● **WORK INSTRUCTIONS**
Output the entries below so that they read exactly as they do now.

(Component data from apps and pages)

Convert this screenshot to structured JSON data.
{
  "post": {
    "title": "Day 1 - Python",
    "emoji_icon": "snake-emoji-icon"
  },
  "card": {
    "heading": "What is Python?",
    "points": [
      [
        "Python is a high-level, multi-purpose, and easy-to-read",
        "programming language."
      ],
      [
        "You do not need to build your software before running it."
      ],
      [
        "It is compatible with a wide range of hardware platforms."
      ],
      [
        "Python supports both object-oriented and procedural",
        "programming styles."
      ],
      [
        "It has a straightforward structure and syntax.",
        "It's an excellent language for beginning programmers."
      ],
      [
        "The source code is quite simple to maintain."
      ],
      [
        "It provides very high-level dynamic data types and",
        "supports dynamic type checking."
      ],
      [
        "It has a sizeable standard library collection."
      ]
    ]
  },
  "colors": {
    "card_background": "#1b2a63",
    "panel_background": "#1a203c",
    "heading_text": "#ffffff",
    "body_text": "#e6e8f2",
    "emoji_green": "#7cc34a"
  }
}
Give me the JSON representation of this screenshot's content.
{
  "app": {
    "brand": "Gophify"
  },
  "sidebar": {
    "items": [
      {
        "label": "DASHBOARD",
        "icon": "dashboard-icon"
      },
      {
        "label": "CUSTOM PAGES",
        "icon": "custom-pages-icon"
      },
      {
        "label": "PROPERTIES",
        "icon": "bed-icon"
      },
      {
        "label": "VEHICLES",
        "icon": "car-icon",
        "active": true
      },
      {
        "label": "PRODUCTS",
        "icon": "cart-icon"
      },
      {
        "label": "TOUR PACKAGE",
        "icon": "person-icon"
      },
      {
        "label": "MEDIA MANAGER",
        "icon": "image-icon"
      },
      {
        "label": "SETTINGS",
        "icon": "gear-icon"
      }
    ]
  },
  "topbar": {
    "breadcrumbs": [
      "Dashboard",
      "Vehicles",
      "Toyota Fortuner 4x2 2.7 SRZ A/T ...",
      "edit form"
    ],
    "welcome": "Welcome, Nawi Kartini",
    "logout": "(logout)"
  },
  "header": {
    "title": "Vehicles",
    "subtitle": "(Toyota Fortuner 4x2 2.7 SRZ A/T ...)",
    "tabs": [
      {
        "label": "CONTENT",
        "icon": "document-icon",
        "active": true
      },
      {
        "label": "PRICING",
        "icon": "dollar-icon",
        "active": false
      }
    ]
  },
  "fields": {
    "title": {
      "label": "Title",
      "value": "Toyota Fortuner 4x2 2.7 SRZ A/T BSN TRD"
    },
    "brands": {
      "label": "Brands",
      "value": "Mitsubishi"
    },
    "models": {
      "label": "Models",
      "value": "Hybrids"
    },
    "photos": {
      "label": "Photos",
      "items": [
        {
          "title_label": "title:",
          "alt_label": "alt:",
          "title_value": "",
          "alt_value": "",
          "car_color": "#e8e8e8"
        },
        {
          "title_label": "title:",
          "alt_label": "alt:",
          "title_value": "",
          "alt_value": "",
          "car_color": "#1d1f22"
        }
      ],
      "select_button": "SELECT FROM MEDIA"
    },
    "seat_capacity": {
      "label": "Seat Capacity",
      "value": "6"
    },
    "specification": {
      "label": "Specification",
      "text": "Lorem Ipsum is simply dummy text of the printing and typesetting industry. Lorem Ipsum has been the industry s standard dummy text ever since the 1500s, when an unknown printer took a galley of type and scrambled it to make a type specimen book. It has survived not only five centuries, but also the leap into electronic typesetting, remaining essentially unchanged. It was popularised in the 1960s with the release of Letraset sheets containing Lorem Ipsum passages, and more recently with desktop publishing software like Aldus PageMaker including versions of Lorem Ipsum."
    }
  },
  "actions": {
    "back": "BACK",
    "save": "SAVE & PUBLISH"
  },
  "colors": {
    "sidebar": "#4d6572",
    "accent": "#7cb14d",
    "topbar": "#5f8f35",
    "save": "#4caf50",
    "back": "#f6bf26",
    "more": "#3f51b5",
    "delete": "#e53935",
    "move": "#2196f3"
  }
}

● **ANSWER FOR THIS EXERCISE**
Convert this screenshot to structured JSON data.
{
  "post": {
    "title": "Day 1 - Python",
    "emoji_icon": "snake-emoji-icon"
  },
  "card": {
    "heading": "What is Python?",
    "points": [
      [
        "Python is a high-level, multi-purpose, and easy-to-read",
        "programming language."
      ],
      [
        "You do not need to build your software before running it."
      ],
      [
        "It is compatible with a wide range of hardware platforms."
      ],
      [
        "Python supports both object-oriented and procedural",
        "programming styles."
      ],
      [
        "It has a straightforward structure and syntax.",
        "It's an excellent language for beginning programmers."
      ],
      [
        "The source code is quite simple to maintain."
      ],
      [
        "It provides very high-level dynamic data types and",
        "supports dynamic type checking."
      ],
      [
        "It has a sizeable standard library collection."
      ]
    ]
  },
  "colors": {
    "card_background": "#1b2a63",
    "panel_background": "#1a203c",
    "heading_text": "#ffffff",
    "body_text": "#e6e8f2",
    "emoji_green": "#7cc34a"
  }
}
Give me the JSON representation of this screenshot's content.
{
  "app": {
    "brand": "Gophify"
  },
  "sidebar": {
    "items": [
      {
        "label": "DASHBOARD",
        "icon": "dashboard-icon"
      },
      {
        "label": "CUSTOM PAGES",
        "icon": "custom-pages-icon"
      },
      {
        "label": "PROPERTIES",
        "icon": "bed-icon"
      },
      {
        "label": "VEHICLES",
        "icon": "car-icon",
        "active": true
      },
      {
        "label": "PRODUCTS",
        "icon": "cart-icon"
      },
      {
        "label": "TOUR PACKAGE",
        "icon": "person-icon"
      },
      {
        "label": "MEDIA MANAGER",
        "icon": "image-icon"
      },
      {
        "label": "SETTINGS",
        "icon": "gear-icon"
      }
    ]
  },
  "topbar": {
    "breadcrumbs": [
      "Dashboard",
      "Vehicles",
      "Toyota Fortuner 4x2 2.7 SRZ A/T ...",
      "edit form"
    ],
    "welcome": "Welcome, Nawi Kartini",
    "logout": "(logout)"
  },
  "header": {
    "title": "Vehicles",
    "subtitle": "(Toyota Fortuner 4x2 2.7 SRZ A/T ...)",
    "tabs": [
      {
        "label": "CONTENT",
        "icon": "document-icon",
        "active": true
      },
      {
        "label": "PRICING",
        "icon": "dollar-icon",
        "active": false
      }
    ]
  },
  "fields": {
    "title": {
      "label": "Title",
      "value": "Toyota Fortuner 4x2 2.7 SRZ A/T BSN TRD"
    },
    "brands": {
      "label": "Brands",
      "value": "Mitsubishi"
    },
    "models": {
      "label": "Models",
      "value": "Hybrids"
    },
    "photos": {
      "label": "Photos",
      "items": [
        {
          "title_label": "title:",
          "alt_label": "alt:",
          "title_value": "",
          "alt_value": "",
          "car_color": "#e8e8e8"
        },
        {
          "title_label": "title:",
          "alt_label": "alt:",
          "title_value": "",
          "alt_value": "",
          "car_color": "#1d1f22"
        }
      ],
      "select_button": "SELECT FROM MEDIA"
    },
    "seat_capacity": {
      "label": "Seat Capacity",
      "value": "6"
    },
    "specification": {
      "label": "Specification",
      "text": "Lorem Ipsum is simply dummy text of the printing and typesetting industry. Lorem Ipsum has been the industry s standard dummy text ever since the 1500s, when an unknown printer took a galley of type and scrambled it to make a type specimen book. It has survived not only five centuries, but also the leap into electronic typesetting, remaining essentially unchanged. It was popularised in the 1960s with the release of Letraset sheets containing Lorem Ipsum passages, and more recently with desktop publishing software like Aldus PageMaker including versions of Lorem Ipsum."
    }
  },
  "actions": {
    "back": "BACK",
    "save": "SAVE & PUBLISH"
  },
  "colors": {
    "sidebar": "#4d6572",
    "accent": "#7cb14d",
    "topbar": "#5f8f35",
    "save": "#4caf50",
    "back": "#f6bf26",
    "more": "#3f51b5",
    "delete": "#e53935",
    "move": "#2196f3"
  }
}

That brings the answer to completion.